As with hiring and firing in the United States, complaints about a professor are treated very delicately. Generally, due to the complexities of labor laws at home and abroad, a complaint from API may not be sufficient to ensure that a professor will be removed from a particular course. However, host universities have been responsive when API could document misconduct by a professor. In one instance, students documented how a professor had failed to appear timely to class on countless occasions, had demonstrated anti-American sentiment in class, and generally was failing to provide a welcoming environment conducive to student learning. Upon receiving these complaints from students, the API director was able to persuade the Academic Director to identify a substitute professor who conducted the course for the second half of the semester, thereby avoiding further problems. API RDs retain negative feedback to analyze longer-term trends and advise future students.
Maximizing Learning Opportunities

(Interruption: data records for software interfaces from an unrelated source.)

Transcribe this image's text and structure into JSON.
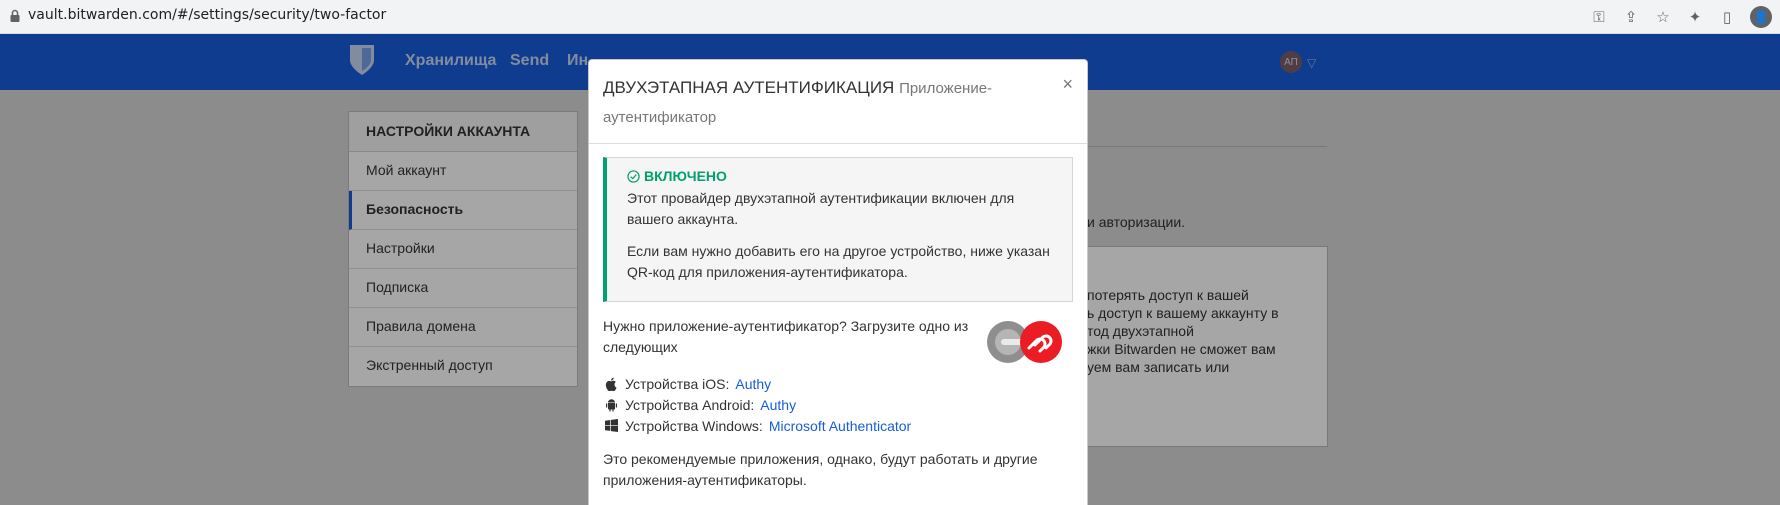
{
  "browser": {
    "url": "vault.bitwarden.com/#/settings/security/two-factor",
    "profile_initial": "👤"
  },
  "navbar": {
    "links": [
      "Хранилища",
      "Send",
      "Ин"
    ],
    "avatar_initials": "АП"
  },
  "sidebar": {
    "header": "НАСТРОЙКИ АККАУНТА",
    "items": [
      {
        "label": "Мой аккаунт",
        "active": false
      },
      {
        "label": "Безопасность",
        "active": true
      },
      {
        "label": "Настройки",
        "active": false
      },
      {
        "label": "Подписка",
        "active": false
      },
      {
        "label": "Правила домена",
        "active": false
      },
      {
        "label": "Экстренный доступ",
        "active": false
      }
    ]
  },
  "background_content": {
    "text_line": "и авторизации.",
    "warning_lines": [
      "потерять доступ к вашей",
      "ь доступ к вашему аккаунту в",
      "тод двухэтапной",
      "жки Bitwarden не сможет вам",
      "уем вам записать или"
    ]
  },
  "modal": {
    "title": "ДВУХЭТАПНАЯ АУТЕНТИФИКАЦИЯ",
    "subtitle": "Приложение-аутентификатор",
    "close_label": "×",
    "enabled": {
      "title": "ВКЛЮЧЕНО",
      "text1": "Этот провайдер двухэтапной аутентификации включен для вашего аккаунта.",
      "text2": "Если вам нужно добавить его на другое устройство, ниже указан QR-код для приложения-аутентификатора."
    },
    "need_app_text": "Нужно приложение-аутентификатор? Загрузите одно из следующих",
    "devices": [
      {
        "label": "Устройства iOS:",
        "link": "Authy",
        "icon": "apple-icon"
      },
      {
        "label": "Устройства Android:",
        "link": "Authy",
        "icon": "android-icon"
      },
      {
        "label": "Устройства Windows:",
        "link": "Microsoft Authenticator",
        "icon": "windows-icon"
      }
    ],
    "recommend_text": "Это рекомендуемые приложения, однако, будут работать и другие приложения-аутентификаторы."
  },
  "colors": {
    "brand": "#175ddc",
    "success": "#01a071",
    "authy_red": "#ec1c24"
  }
}
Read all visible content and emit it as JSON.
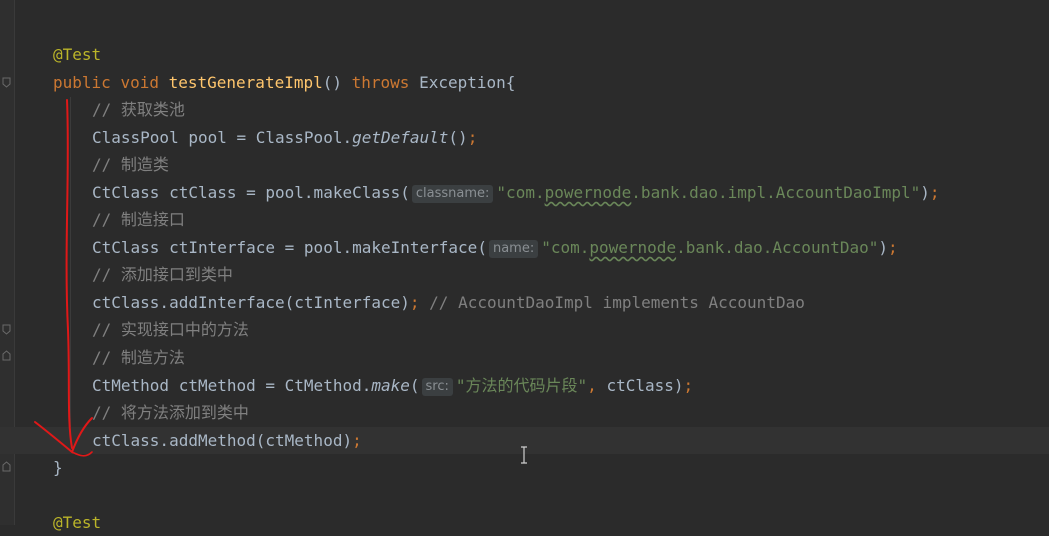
{
  "editor": {
    "lines": [
      {
        "id": "l1",
        "parts": [
          {
            "t": "@Test",
            "c": "annotation"
          }
        ]
      },
      {
        "id": "l2",
        "parts": [
          {
            "t": "public ",
            "c": "kw"
          },
          {
            "t": "void ",
            "c": "kw"
          },
          {
            "t": "testGenerateImpl",
            "c": "fn"
          },
          {
            "t": "() ",
            "c": "plain"
          },
          {
            "t": "throws ",
            "c": "kw"
          },
          {
            "t": "Exception{",
            "c": "plain"
          }
        ]
      },
      {
        "id": "l3",
        "parts": [
          {
            "t": "// 获取类池",
            "c": "cmt"
          }
        ]
      },
      {
        "id": "l4",
        "parts": [
          {
            "t": "ClassPool pool = ClassPool.",
            "c": "plain"
          },
          {
            "t": "getDefault",
            "c": "it"
          },
          {
            "t": "()",
            "c": "plain"
          },
          {
            "t": ";",
            "c": "semi"
          }
        ]
      },
      {
        "id": "l5",
        "parts": [
          {
            "t": "// 制造类",
            "c": "cmt"
          }
        ]
      },
      {
        "id": "l6",
        "parts": [
          {
            "t": "CtClass ctClass = pool.makeClass(",
            "c": "plain"
          },
          {
            "t": "classname:",
            "c": "hint"
          },
          {
            "t": "\"com.",
            "c": "str"
          },
          {
            "t": "powernode",
            "c": "str squig"
          },
          {
            "t": ".bank.dao.impl.AccountDaoImpl\"",
            "c": "str"
          },
          {
            "t": ")",
            "c": "plain"
          },
          {
            "t": ";",
            "c": "semi"
          }
        ]
      },
      {
        "id": "l7",
        "parts": [
          {
            "t": "// 制造接口",
            "c": "cmt"
          }
        ]
      },
      {
        "id": "l8",
        "parts": [
          {
            "t": "CtClass ctInterface = pool.makeInterface(",
            "c": "plain"
          },
          {
            "t": "name:",
            "c": "hint"
          },
          {
            "t": "\"com.",
            "c": "str"
          },
          {
            "t": "powernode",
            "c": "str squig"
          },
          {
            "t": ".bank.dao.AccountDao\"",
            "c": "str"
          },
          {
            "t": ")",
            "c": "plain"
          },
          {
            "t": ";",
            "c": "semi"
          }
        ]
      },
      {
        "id": "l9",
        "parts": [
          {
            "t": "// 添加接口到类中",
            "c": "cmt"
          }
        ]
      },
      {
        "id": "l10",
        "parts": [
          {
            "t": "ctClass.addInterface(ctInterface)",
            "c": "plain"
          },
          {
            "t": ";",
            "c": "semi"
          },
          {
            "t": " // AccountDaoImpl implements AccountDao",
            "c": "cmt"
          }
        ]
      },
      {
        "id": "l11",
        "parts": [
          {
            "t": "// 实现接口中的方法",
            "c": "cmt"
          }
        ]
      },
      {
        "id": "l12",
        "parts": [
          {
            "t": "// 制造方法",
            "c": "cmt"
          }
        ]
      },
      {
        "id": "l13",
        "parts": [
          {
            "t": "CtMethod ctMethod = CtMethod.",
            "c": "plain"
          },
          {
            "t": "make",
            "c": "it"
          },
          {
            "t": "(",
            "c": "plain"
          },
          {
            "t": "src:",
            "c": "hint"
          },
          {
            "t": "\"方法的代码片段\"",
            "c": "str"
          },
          {
            "t": ", ",
            "c": "semi"
          },
          {
            "t": "ctClass)",
            "c": "plain"
          },
          {
            "t": ";",
            "c": "semi"
          }
        ]
      },
      {
        "id": "l14",
        "parts": [
          {
            "t": "// 将方法添加到类中",
            "c": "cmt"
          }
        ]
      },
      {
        "id": "l15",
        "parts": [
          {
            "t": "ctClass.addMethod(ctMethod)",
            "c": "plain"
          },
          {
            "t": ";",
            "c": "semi"
          }
        ]
      },
      {
        "id": "l16",
        "parts": [
          {
            "t": "}",
            "c": "plain"
          }
        ]
      },
      {
        "id": "l17",
        "parts": []
      },
      {
        "id": "l18",
        "parts": [
          {
            "t": "@Test",
            "c": "annotation"
          }
        ]
      }
    ]
  },
  "colors": {
    "background": "#2b2b2b",
    "keyword": "#cc7832",
    "function": "#ffc66d",
    "string": "#6a8759",
    "comment": "#808080",
    "annotation": "#bbb529",
    "plain": "#a9b7c6",
    "red_markup": "#e01818"
  },
  "icons": [
    "fold-marker-icon",
    "text-cursor-icon"
  ]
}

To supplement learning in the classroom and further encourage language immersion and increase cultural awareness, API students are encouraged to take advantage of API-designed cultural activities and events, as well as integrated university activities. Events such as student performances, clubs and student tutoring can be highly complementary to student learning within the classroom. API staff abroad recognize the importance of informing students of options available to them to integrate with local students and to participate in experiential learning activities. Students often benefit from unique learning opportunities outside of the classroom, such as intercambios (language exchanges) arranged by API.
Each semester, an average of 5-10 API students may need to temporarily or permanently leave an API program due to personal or family emergencies. API RDs help inform professors of impending absences, arrange for work to be completed from the U.S. or complete exams early. If the timing of the student’s departure will not permit course completion, API will work with the student to file formal withdrawal paperwork so that the student’s transcript will reflect an official withdrawal notation rather than failing grades.
In the majority of sites, API RDs still personally collect transcripts from the local host university. They compare course confirmations provided by students or the host university at the start of the program with the courses reflected on the transcript. Any discrepancies are provided to API Texas, so students can be contacted to verify any course changes that may have taken place during the semester. If a student confirms any mistakes, RDs will work to correct the transcript with the host university, before an erroneous transcript is mailed to the student’s home university.